-- Opening Marker --

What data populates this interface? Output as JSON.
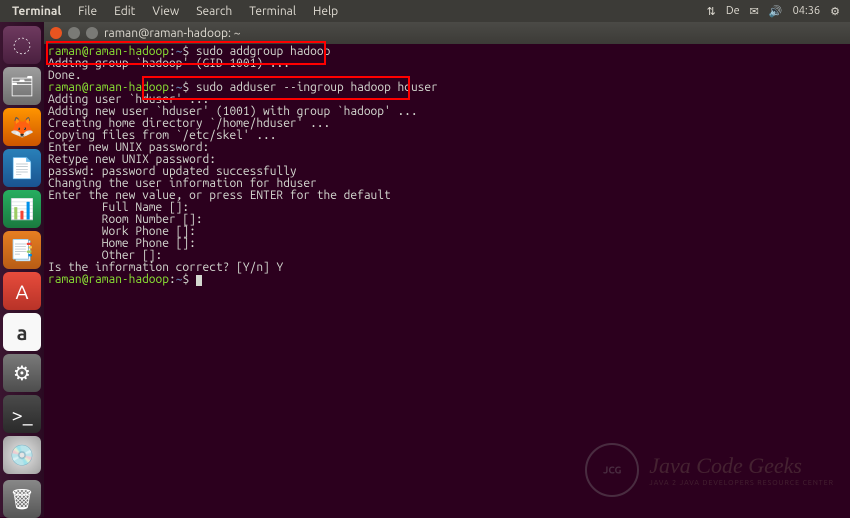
{
  "menubar": {
    "app": "Terminal",
    "items": [
      "File",
      "Edit",
      "View",
      "Search",
      "Terminal",
      "Help"
    ],
    "lang": "De",
    "time": "04:36"
  },
  "titlebar": {
    "title": "raman@raman-hadoop: ~"
  },
  "prompt": {
    "user": "raman@raman-hadoop",
    "sep": ":",
    "path": "~",
    "symbol": "$"
  },
  "cmds": {
    "c1": "sudo addgroup hadoop",
    "c2": "sudo adduser --ingroup hadoop hduser"
  },
  "out": {
    "l1": "Adding group `hadoop' (GID 1001) ...",
    "l2": "Done.",
    "l3": "Adding user `hduser' ...",
    "l4": "Adding new user `hduser' (1001) with group `hadoop' ...",
    "l5": "Creating home directory `/home/hduser' ...",
    "l6": "Copying files from `/etc/skel' ...",
    "l7": "Enter new UNIX password: ",
    "l8": "Retype new UNIX password: ",
    "l9": "passwd: password updated successfully",
    "l10": "Changing the user information for hduser",
    "l11": "Enter the new value, or press ENTER for the default",
    "l12": "        Full Name []: ",
    "l13": "        Room Number []: ",
    "l14": "        Work Phone []: ",
    "l15": "        Home Phone []: ",
    "l16": "        Other []: ",
    "l17": "Is the information correct? [Y/n] Y"
  },
  "watermark": {
    "title": "Java Code Geeks",
    "sub": "Java 2 Java Developers Resource Center",
    "badge": "JCG"
  }
}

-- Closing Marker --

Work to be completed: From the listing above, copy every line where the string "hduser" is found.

Finished exercise:
    "c2": "sudo adduser --ingroup hadoop hduser"
    "l3": "Adding user `hduser' ...",
    "l4": "Adding new user `hduser' (1001) with group `hadoop' ...",
    "l5": "Creating home directory `/home/hduser' ...",
    "l10": "Changing the user information for hduser",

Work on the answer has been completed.